Pilots call for careful assessment of laptop ban to US
Proposed new US rules restricting personal electronic devices (PEDs) on board aircraft between Europe and the US may have a dangerous knock-on effect for other flight safety issues, the UK pilots’ association is warning.
The British Airline Pilots’ Association (BALPA) believes the risk arising from storing PEDs in the hold where they may catch fire without being noticed could be greater than the security risk of having them in the cabin.
The US is thought to be proposing extending their ‘device ban’ on flights from all European countries, which would mean all devices over a certain size would have to be carried in the hold rather than the cabin.
The British Airline Pilots’ Association says this clashes with current safety advice, which states devices should ideally be carried in the cabin in case of a fire.
The extension of the device ban would mean that the handful of flights affected by the current ban will increase to hundreds of flights a day, vastly increasing the risk of a fire in the hold.
These new rules could solve one problem while creating another says the UK pilots’ association.
Most modern electronic devices such as laptops, tablets and mobile phones are powered by lithium batteries that, when faulty or when short circuited, can cause devastating fires.
Lithium battery fires, unless caught early, can spread quickly and therefore official ICAO (International Civil Aviation Organization) advice is that devices should be kept in the cabin so that any potential fires can be spotted and extinguished before they enter a state known as ‘thermal runaway’ – at which point they are almost impossible to extinguish.

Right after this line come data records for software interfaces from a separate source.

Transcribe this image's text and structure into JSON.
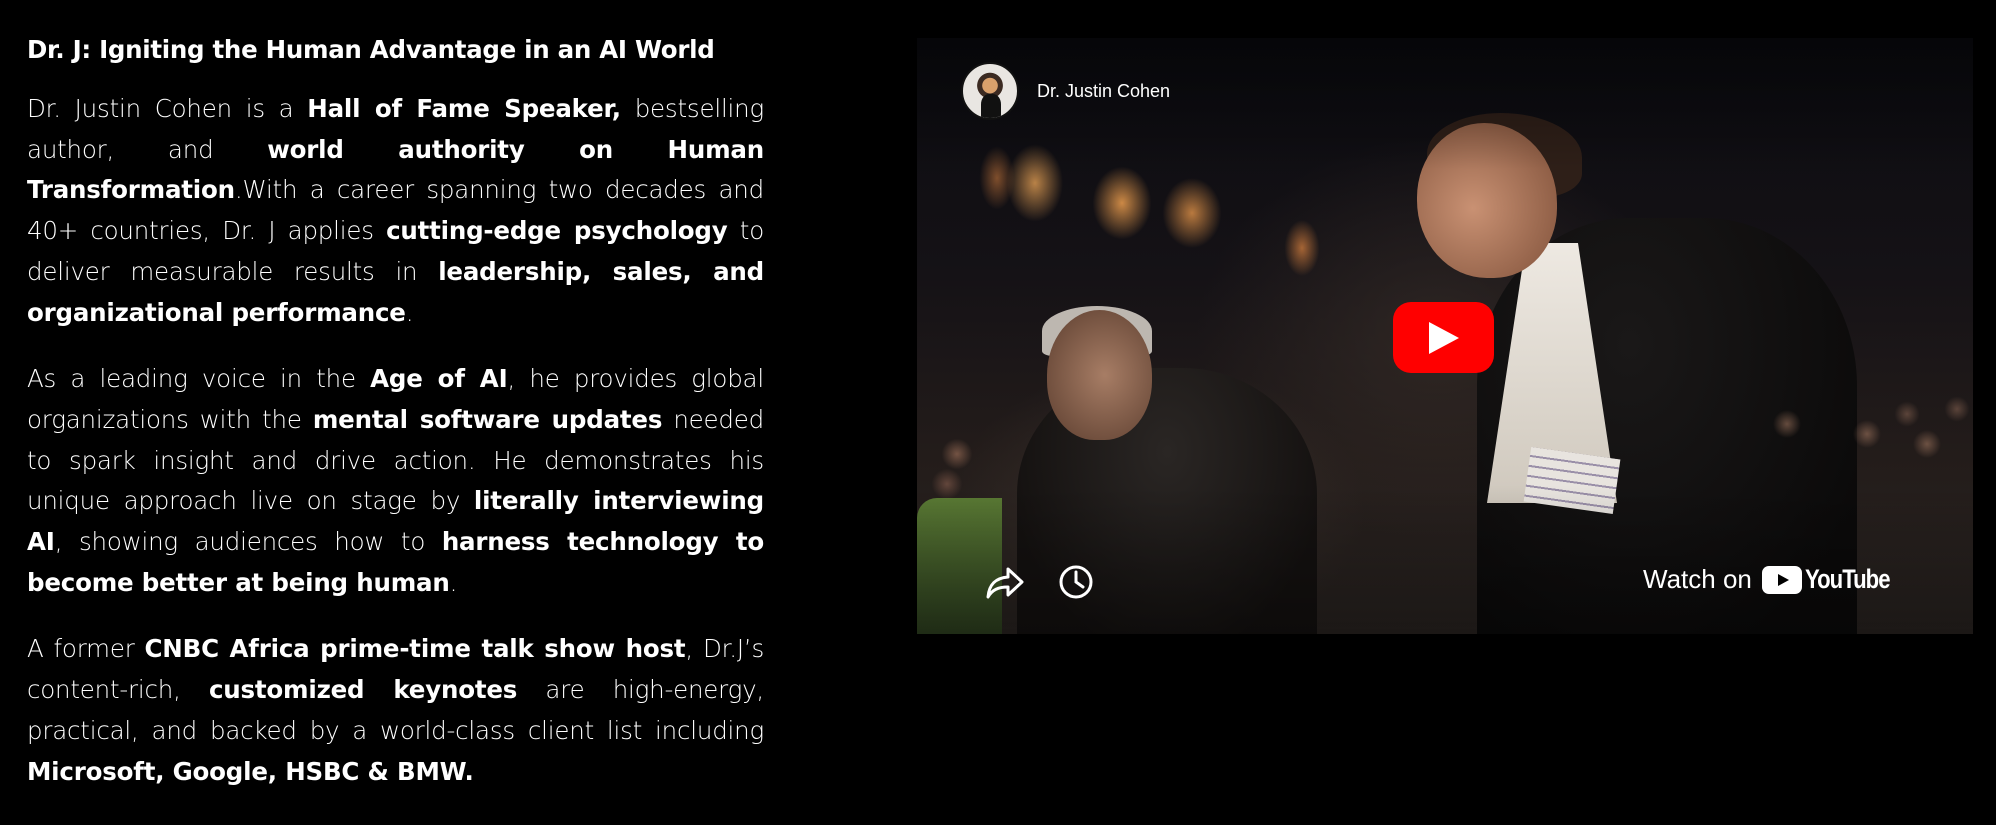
{
  "heading": "Dr. J: Igniting the Human Advantage in an AI World",
  "paragraph1": {
    "p1": "Dr. Justin Cohen is a ",
    "b1": "Hall of Fame Speaker,",
    "p2": " bestselling author, and ",
    "b2": "world authority on Human Transformation",
    "p3": ".With a career spanning two decades and 40+ countries, Dr. J applies ",
    "b3": "cutting-edge psychology",
    "p4": " to deliver measurable results in ",
    "b4": "leadership, sales, and organizational performance",
    "p5": "."
  },
  "paragraph2": {
    "p1": "As a leading voice in the ",
    "b1": "Age of AI",
    "p2": ", he provides global organizations with the ",
    "b2": "mental software updates",
    "p3": " needed to spark insight and drive action. He demonstrates his unique approach live on stage by ",
    "b3": "literally interviewing AI",
    "p4": ", showing audiences how to ",
    "b4": "harness technology to become better at being human",
    "p5": "."
  },
  "paragraph3": {
    "p1": "A former ",
    "b1": "CNBC Africa prime-time talk show host",
    "p2": ", Dr.J’s content-rich, ",
    "b2": "customized keynotes",
    "p3": " are high-energy, practical, and backed by a world-class client list including ",
    "b3": "Microsoft, Google, HSBC & BMW."
  },
  "video": {
    "channel_name": "Dr. Justin Cohen",
    "watch_on_label": "Watch on",
    "youtube_label": "YouTube",
    "play_icon": "play-icon",
    "share_icon": "share-icon",
    "watch_later_icon": "clock-icon",
    "play_button_color": "#ff0000"
  }
}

A fire in the hold would get out of control without being noticed and the crew would be unable to access the fire in order to deal with it; lithium batteries have been cited in the accident reports of at least two fatal accidents.
BALPA Flight Safety Specialist, Steve Landells, said:
“Given the risk of fire from these devices when they are damaged or they short circuit, an incident in the cabin would be spotted earlier and this would enable the crew to react quickly before any fire becomes uncontainable.
“If these devices are kept in the hold, the risk is that if a fire occurs the results can be catastrophic; indeed, there have been two crashes where lithium batteries have been cited in the accident reports.
“We don’t doubt the security threats that have led to consideration of extending the ban on devices but we urge the authorities to carefully assess the additional fire risk from storing more PEDs in the hold to ensure we’re not solving one problem by creating a worse one.”